▶ [The task] Reproduce the data exactly; no word may be added or dropped.

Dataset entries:
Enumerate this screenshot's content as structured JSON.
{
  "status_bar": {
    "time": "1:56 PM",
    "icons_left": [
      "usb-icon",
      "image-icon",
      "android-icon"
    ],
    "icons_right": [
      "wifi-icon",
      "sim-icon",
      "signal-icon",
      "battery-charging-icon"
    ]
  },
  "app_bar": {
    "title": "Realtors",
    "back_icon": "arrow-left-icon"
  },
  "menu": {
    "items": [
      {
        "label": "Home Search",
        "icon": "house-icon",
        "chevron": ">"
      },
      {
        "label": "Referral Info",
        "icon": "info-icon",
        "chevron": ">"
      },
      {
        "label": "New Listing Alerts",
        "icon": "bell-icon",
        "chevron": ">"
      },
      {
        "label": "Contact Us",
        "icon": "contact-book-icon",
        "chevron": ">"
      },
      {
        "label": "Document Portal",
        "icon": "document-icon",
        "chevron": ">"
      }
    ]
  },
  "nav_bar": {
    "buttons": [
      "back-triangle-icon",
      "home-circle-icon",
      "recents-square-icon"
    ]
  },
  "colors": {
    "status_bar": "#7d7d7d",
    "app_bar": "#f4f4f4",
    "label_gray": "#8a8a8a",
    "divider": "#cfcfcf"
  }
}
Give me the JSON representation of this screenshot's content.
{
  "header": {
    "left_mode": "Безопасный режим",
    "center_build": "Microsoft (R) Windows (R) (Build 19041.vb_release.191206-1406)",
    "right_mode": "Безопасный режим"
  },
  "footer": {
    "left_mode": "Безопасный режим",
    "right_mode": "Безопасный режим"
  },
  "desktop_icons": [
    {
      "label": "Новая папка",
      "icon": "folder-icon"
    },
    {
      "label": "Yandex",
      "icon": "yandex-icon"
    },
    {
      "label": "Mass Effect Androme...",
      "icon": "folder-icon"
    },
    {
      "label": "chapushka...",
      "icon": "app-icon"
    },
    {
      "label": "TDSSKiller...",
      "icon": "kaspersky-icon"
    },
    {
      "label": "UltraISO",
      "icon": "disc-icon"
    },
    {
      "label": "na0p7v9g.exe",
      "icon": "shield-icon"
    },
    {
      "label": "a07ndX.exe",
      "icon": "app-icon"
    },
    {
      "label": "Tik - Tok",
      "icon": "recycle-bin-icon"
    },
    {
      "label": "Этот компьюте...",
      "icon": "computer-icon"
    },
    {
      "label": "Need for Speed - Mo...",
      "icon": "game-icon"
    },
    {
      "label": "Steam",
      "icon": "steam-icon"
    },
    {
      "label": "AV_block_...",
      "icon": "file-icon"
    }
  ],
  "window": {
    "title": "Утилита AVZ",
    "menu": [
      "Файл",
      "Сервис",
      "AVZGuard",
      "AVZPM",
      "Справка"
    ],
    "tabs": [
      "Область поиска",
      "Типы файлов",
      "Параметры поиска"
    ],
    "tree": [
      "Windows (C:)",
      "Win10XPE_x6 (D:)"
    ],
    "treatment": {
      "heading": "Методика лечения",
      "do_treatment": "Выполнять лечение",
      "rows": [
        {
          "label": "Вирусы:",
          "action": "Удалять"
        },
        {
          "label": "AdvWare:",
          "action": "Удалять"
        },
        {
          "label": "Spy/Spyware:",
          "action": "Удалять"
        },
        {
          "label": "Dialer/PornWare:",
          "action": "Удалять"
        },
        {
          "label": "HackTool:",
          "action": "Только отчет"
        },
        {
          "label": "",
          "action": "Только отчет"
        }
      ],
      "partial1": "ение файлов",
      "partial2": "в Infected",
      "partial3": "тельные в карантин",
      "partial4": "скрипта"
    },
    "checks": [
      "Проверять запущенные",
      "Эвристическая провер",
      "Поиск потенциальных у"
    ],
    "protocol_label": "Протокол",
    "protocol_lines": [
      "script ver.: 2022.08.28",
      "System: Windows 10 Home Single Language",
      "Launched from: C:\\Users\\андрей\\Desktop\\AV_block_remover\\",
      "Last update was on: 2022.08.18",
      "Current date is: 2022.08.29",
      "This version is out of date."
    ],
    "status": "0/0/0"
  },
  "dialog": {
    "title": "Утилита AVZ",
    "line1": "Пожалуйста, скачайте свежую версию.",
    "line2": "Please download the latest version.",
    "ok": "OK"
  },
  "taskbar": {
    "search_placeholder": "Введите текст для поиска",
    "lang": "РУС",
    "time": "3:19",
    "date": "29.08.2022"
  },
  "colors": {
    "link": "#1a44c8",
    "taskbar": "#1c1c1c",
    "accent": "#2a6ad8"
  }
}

▶ [Completed exercise]
Enumerate this screenshot's content as structured JSON.
{
  "status_bar": {
    "time": "1:56 PM",
    "icons_left": [
      "usb-icon",
      "image-icon",
      "android-icon"
    ],
    "icons_right": [
      "wifi-icon",
      "sim-icon",
      "signal-icon",
      "battery-charging-icon"
    ]
  },
  "app_bar": {
    "title": "Realtors",
    "back_icon": "arrow-left-icon"
  },
  "menu": {
    "items": [
      {
        "label": "Home Search",
        "icon": "house-icon",
        "chevron": ">"
      },
      {
        "label": "Referral Info",
        "icon": "info-icon",
        "chevron": ">"
      },
      {
        "label": "New Listing Alerts",
        "icon": "bell-icon",
        "chevron": ">"
      },
      {
        "label": "Contact Us",
        "icon": "contact-book-icon",
        "chevron": ">"
      },
      {
        "label": "Document Portal",
        "icon": "document-icon",
        "chevron": ">"
      }
    ]
  },
  "nav_bar": {
    "buttons": [
      "back-triangle-icon",
      "home-circle-icon",
      "recents-square-icon"
    ]
  },
  "colors": {
    "status_bar": "#7d7d7d",
    "app_bar": "#f4f4f4",
    "label_gray": "#8a8a8a",
    "divider": "#cfcfcf"
  }
}
Give me the JSON representation of this screenshot's content.
{
  "header": {
    "left_mode": "Безопасный режим",
    "center_build": "Microsoft (R) Windows (R) (Build 19041.vb_release.191206-1406)",
    "right_mode": "Безопасный режим"
  },
  "footer": {
    "left_mode": "Безопасный режим",
    "right_mode": "Безопасный режим"
  },
  "desktop_icons": [
    {
      "label": "Новая папка",
      "icon": "folder-icon"
    },
    {
      "label": "Yandex",
      "icon": "yandex-icon"
    },
    {
      "label": "Mass Effect Androme...",
      "icon": "folder-icon"
    },
    {
      "label": "chapushka...",
      "icon": "app-icon"
    },
    {
      "label": "TDSSKiller...",
      "icon": "kaspersky-icon"
    },
    {
      "label": "UltraISO",
      "icon": "disc-icon"
    },
    {
      "label": "na0p7v9g.exe",
      "icon": "shield-icon"
    },
    {
      "label": "a07ndX.exe",
      "icon": "app-icon"
    },
    {
      "label": "Tik - Tok",
      "icon": "recycle-bin-icon"
    },
    {
      "label": "Этот компьюте...",
      "icon": "computer-icon"
    },
    {
      "label": "Need for Speed - Mo...",
      "icon": "game-icon"
    },
    {
      "label": "Steam",
      "icon": "steam-icon"
    },
    {
      "label": "AV_block_...",
      "icon": "file-icon"
    }
  ],
  "window": {
    "title": "Утилита AVZ",
    "menu": [
      "Файл",
      "Сервис",
      "AVZGuard",
      "AVZPM",
      "Справка"
    ],
    "tabs": [
      "Область поиска",
      "Типы файлов",
      "Параметры поиска"
    ],
    "tree": [
      "Windows (C:)",
      "Win10XPE_x6 (D:)"
    ],
    "treatment": {
      "heading": "Методика лечения",
      "do_treatment": "Выполнять лечение",
      "rows": [
        {
          "label": "Вирусы:",
          "action": "Удалять"
        },
        {
          "label": "AdvWare:",
          "action": "Удалять"
        },
        {
          "label": "Spy/Spyware:",
          "action": "Удалять"
        },
        {
          "label": "Dialer/PornWare:",
          "action": "Удалять"
        },
        {
          "label": "HackTool:",
          "action": "Только отчет"
        },
        {
          "label": "",
          "action": "Только отчет"
        }
      ],
      "partial1": "ение файлов",
      "partial2": "в Infected",
      "partial3": "тельные в карантин",
      "partial4": "скрипта"
    },
    "checks": [
      "Проверять запущенные",
      "Эвристическая провер",
      "Поиск потенциальных у"
    ],
    "protocol_label": "Протокол",
    "protocol_lines": [
      "script ver.: 2022.08.28",
      "System: Windows 10 Home Single Language",
      "Launched from: C:\\Users\\андрей\\Desktop\\AV_block_remover\\",
      "Last update was on: 2022.08.18",
      "Current date is: 2022.08.29",
      "This version is out of date."
    ],
    "status": "0/0/0"
  },
  "dialog": {
    "title": "Утилита AVZ",
    "line1": "Пожалуйста, скачайте свежую версию.",
    "line2": "Please download the latest version.",
    "ok": "OK"
  },
  "taskbar": {
    "search_placeholder": "Введите текст для поиска",
    "lang": "РУС",
    "time": "3:19",
    "date": "29.08.2022"
  },
  "colors": {
    "link": "#1a44c8",
    "taskbar": "#1c1c1c",
    "accent": "#2a6ad8"
  }
}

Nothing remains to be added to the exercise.